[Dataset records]

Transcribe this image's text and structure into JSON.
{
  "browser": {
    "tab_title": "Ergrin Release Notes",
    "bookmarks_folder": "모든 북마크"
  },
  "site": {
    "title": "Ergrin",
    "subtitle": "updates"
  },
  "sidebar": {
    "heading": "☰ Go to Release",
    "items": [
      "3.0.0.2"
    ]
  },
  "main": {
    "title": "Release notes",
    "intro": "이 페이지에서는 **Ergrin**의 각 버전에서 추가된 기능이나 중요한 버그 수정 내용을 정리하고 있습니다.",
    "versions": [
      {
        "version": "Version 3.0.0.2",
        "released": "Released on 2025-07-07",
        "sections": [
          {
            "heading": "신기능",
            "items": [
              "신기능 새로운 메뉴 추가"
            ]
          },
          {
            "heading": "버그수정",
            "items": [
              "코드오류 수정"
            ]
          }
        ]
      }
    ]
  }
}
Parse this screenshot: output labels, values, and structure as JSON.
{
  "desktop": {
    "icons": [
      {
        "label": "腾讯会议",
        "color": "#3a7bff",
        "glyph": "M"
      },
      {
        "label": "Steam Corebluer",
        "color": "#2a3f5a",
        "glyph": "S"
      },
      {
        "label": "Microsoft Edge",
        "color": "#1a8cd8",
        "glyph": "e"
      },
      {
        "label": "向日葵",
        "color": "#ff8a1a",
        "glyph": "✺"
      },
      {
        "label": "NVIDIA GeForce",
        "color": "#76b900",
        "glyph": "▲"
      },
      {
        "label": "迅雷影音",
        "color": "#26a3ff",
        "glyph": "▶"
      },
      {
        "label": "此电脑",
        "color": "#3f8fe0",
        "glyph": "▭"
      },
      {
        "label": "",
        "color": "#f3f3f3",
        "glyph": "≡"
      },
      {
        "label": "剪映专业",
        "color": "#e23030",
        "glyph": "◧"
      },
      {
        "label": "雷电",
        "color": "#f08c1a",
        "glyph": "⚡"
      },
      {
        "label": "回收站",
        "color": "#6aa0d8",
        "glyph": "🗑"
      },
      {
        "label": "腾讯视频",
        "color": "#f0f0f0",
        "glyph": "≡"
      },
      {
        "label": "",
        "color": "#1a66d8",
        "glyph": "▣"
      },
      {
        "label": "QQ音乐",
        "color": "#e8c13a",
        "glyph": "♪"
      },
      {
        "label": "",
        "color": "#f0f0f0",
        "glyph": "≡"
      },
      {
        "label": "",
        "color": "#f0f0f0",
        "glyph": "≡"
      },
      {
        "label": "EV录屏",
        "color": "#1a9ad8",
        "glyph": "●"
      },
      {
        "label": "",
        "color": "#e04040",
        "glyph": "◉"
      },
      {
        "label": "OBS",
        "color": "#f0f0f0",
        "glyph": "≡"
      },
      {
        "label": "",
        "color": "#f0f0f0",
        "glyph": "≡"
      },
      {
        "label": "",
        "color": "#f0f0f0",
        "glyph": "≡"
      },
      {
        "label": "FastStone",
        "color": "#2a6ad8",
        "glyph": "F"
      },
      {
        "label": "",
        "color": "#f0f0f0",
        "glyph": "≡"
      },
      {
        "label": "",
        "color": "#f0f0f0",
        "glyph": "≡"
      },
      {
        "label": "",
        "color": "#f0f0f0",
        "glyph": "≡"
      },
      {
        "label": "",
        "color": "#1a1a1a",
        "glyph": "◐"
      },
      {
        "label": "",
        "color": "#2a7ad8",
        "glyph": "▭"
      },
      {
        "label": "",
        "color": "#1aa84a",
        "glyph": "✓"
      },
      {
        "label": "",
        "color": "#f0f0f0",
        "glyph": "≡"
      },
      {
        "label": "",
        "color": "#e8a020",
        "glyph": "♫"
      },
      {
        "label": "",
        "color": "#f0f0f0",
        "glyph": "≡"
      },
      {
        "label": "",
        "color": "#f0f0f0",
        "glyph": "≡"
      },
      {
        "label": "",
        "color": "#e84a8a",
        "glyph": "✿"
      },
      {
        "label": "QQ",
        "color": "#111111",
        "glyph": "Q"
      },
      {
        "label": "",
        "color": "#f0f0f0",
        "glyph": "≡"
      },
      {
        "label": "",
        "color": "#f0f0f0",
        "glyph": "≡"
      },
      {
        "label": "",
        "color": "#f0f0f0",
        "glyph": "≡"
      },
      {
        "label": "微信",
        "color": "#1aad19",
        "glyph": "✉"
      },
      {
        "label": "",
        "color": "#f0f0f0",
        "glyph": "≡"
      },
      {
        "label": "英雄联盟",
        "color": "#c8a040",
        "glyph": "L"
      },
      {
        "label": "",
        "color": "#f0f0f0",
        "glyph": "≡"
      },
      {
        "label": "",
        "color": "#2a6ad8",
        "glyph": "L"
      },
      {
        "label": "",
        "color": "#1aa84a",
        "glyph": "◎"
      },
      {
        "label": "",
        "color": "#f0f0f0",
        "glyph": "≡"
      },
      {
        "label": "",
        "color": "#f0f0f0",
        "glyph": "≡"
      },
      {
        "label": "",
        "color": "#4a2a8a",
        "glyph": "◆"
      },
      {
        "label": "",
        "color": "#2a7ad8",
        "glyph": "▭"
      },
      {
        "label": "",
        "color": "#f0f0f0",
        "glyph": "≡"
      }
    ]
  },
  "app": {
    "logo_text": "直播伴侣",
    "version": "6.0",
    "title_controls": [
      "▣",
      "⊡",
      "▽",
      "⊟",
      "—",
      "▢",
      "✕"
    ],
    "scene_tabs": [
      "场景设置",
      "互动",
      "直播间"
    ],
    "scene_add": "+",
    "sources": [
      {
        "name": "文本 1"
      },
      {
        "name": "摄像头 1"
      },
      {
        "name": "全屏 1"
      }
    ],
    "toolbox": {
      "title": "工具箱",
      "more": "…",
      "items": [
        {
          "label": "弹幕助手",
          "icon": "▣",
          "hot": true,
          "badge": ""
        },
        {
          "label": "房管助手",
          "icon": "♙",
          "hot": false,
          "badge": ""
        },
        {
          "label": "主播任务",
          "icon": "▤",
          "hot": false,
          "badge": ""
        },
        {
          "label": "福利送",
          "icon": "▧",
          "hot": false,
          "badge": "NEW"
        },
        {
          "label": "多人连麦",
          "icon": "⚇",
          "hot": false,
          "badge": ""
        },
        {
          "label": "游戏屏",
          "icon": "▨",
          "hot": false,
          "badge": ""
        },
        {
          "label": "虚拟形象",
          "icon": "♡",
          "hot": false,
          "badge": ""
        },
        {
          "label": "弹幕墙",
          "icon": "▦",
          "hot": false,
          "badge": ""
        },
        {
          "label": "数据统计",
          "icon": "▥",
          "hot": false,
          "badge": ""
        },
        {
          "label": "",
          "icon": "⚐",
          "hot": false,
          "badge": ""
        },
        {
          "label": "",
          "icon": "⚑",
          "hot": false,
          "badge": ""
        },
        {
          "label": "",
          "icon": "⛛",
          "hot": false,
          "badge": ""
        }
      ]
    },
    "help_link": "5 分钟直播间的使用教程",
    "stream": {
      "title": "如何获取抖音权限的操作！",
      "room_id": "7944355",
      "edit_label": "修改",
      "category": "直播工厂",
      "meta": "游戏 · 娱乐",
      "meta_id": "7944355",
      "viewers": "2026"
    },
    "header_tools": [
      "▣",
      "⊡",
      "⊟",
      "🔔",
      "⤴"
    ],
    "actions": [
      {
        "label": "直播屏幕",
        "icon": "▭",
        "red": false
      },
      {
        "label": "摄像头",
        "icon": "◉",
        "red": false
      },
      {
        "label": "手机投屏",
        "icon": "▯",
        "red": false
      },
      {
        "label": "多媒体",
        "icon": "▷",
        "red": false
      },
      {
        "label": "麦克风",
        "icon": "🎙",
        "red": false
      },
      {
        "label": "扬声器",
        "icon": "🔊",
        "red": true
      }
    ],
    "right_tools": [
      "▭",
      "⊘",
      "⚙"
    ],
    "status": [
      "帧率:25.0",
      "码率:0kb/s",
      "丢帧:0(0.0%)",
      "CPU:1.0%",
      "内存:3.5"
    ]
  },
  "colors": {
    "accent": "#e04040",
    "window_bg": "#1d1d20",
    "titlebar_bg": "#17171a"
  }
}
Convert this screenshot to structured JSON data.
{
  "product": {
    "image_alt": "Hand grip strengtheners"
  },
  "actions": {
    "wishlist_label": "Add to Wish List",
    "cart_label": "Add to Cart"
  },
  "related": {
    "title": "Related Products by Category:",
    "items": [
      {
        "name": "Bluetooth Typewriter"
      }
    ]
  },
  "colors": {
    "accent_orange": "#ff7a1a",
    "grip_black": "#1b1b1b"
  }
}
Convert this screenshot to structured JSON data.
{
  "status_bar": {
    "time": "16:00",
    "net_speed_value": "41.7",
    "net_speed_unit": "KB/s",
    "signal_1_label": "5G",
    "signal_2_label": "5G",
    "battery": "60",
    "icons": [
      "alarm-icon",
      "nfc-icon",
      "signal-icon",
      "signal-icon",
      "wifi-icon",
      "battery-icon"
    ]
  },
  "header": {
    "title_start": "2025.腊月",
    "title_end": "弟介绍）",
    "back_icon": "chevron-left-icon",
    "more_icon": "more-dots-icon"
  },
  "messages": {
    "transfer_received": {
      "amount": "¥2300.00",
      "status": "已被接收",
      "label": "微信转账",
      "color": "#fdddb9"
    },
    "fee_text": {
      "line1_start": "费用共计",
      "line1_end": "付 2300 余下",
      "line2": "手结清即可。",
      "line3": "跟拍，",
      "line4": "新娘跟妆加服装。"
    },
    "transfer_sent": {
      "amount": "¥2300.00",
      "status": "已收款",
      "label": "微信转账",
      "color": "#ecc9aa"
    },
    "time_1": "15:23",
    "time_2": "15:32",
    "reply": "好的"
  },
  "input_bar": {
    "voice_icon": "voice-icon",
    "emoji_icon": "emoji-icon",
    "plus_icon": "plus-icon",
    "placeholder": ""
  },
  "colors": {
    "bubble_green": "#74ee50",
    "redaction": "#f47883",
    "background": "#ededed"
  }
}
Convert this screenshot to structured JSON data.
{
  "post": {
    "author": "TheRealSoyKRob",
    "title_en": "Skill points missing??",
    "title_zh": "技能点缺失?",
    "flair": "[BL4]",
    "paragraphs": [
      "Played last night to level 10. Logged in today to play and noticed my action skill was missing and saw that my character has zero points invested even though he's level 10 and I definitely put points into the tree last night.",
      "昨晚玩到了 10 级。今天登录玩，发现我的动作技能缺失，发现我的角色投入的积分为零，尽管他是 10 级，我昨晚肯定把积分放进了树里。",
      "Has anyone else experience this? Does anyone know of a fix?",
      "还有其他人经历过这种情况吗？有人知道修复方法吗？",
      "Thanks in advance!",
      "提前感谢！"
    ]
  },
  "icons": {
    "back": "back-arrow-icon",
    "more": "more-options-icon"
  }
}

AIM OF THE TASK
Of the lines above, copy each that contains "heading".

RESULT BELOW
    "heading": "☰ Go to Release",
            "heading": "신기능",
            "heading": "버그수정",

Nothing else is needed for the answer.